And when you read books by Sheryl Sandberg and Jessica Bennett, you realise that the struggle is real. Women across the world face the same challenges at the work place. But there are a few things that you should do as a woman to ensure that your presence counts. And people listen when you begin to talk. Here are a few things you can do:
1. Watch your personal brand: This is something I learnt even before personal branding was a thing. The way you dress, carry yourself, communicate with people – everything goes towards how people perceive you. And as a woman, that’s even more important. I have always gained the respect of people the formal dressing. Always stick to professional boundaries with colleagues.
Don’t play the woman card just to be cute
You are reinforcing the stereotype that women are helpless. We are not!
2. Learn to be assertive: Assertiveness doesn’t come easily to women. Right from childhood, we are taught to obey, to give in, to put the needs of others before ours. But if you do that on your job, you’ll be taken for granted, you’ll end up doing everyone’s else’s job and worse, create a personal brand for yourself as a pushover.
During my full time job, I always ensured that I wasn’t saddled with sessions of other trainers unless it was a genuine emergency. (some trainers did pull favours with the co-ordinators to shirk work) And you will be surprised how pissed men (aka my boss) get, when a woman asserts herself. But I refused to work extra just to win favours of the boss if it did not amount to something valuable.

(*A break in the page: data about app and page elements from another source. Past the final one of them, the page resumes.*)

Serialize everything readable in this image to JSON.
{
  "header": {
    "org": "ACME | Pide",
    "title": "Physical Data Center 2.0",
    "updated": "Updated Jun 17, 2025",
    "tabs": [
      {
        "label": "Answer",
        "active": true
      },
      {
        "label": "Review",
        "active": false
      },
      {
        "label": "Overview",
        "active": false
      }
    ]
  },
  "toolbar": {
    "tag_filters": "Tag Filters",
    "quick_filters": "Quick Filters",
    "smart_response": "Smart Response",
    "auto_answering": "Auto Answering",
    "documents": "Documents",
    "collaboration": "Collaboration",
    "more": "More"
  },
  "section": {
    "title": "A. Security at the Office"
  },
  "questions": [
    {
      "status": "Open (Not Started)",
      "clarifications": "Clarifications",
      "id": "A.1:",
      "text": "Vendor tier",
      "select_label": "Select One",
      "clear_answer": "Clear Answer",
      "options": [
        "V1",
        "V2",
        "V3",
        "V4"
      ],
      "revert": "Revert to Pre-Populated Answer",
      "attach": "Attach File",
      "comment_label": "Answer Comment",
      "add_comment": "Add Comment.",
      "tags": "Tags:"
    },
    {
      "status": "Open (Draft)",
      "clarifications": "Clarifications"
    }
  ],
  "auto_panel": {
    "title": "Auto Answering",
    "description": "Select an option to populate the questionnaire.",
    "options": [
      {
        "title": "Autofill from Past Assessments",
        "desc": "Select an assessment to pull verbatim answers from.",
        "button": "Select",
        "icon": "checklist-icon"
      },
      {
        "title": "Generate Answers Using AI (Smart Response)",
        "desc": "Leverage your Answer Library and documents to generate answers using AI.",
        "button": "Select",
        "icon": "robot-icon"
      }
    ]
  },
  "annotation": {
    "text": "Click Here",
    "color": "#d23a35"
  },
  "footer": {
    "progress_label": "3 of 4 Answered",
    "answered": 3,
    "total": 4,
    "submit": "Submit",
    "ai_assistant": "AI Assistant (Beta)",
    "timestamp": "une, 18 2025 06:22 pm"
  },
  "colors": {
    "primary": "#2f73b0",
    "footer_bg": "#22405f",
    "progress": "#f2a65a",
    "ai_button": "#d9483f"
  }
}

3. Be professional: With social media making life so transparent in today’s times, ensure that your personal life isn’t open to scrutiny on the job. I knew a colleague who posted her honeymoon photos from the beach on to Facebook. But she also had work colleagues in her friends list. She realised and removed them but not soon enough.
Keep your personal separate from professional on social media.
4. Network: Who you know is more important than what you know. Ensure that you are seen with the right people. Arrive early to meetings to chat up and test your ideas. Be there for office parties even if it means sticking around with just a glass of cola. Social occasions can be great for networking, especially with higher ups you may not be in touch with during work.
5. Read: This is one of the best ways to learn from the experiences from others. Sheryl Sandberg, Amy Cuddy, Peggy Klaus, Arianna Huffington – some of the authors I have read and benefitted from. The most recent book that I am reading is Feminist Fight Club by Jessica Bennett which is a must read for every woman working in the corporate world. It is a fantastic book with practical advice on surviving a sexist work place. (Let’s accept it – the [corporate] world IS sexist)
Reading can open your mind and expose you to ideas that nothing else can
6. Grab opportunities: Better still, pitch for them. Self-doubt never takes a break. And more often than not, we are more ready than we feel we are. So, just like Joey says, you take a part and then learn whatever it is that it requires. Only by accepting challenges that you’ll grow and move ahead in the corporate world. So stop being modest and coy and go get it like the guys do.
7. Don’t take things personally: Women face enough flack for being emotional. Let’s not perpetuate that. If you are upset about something or with someone, make sure that you compose yourself before confronting the problem. Address it rationally and give reasons why you are upset. Instead of saying, “I can’t tell you how mad I am right now”, try “I am upset because your mistake is setting our project back by 2 weeks”. Or “I am angry because you undermine me during meetings and I don’t think that’s a good thing to do”. Spelling it out ensures that you aren’t just another “woman” on a hormonal roller coaster but a “person” who has genuine reasons to be upset.
There are so many things that women themselves can do to ensure that we get a fair deal. I have an advanced list on Linkedin and I encourage you to read and follow those tips too.
What’s on your list? What has worked for you? Share your experiences in the comments below and help other women learn from your experiences.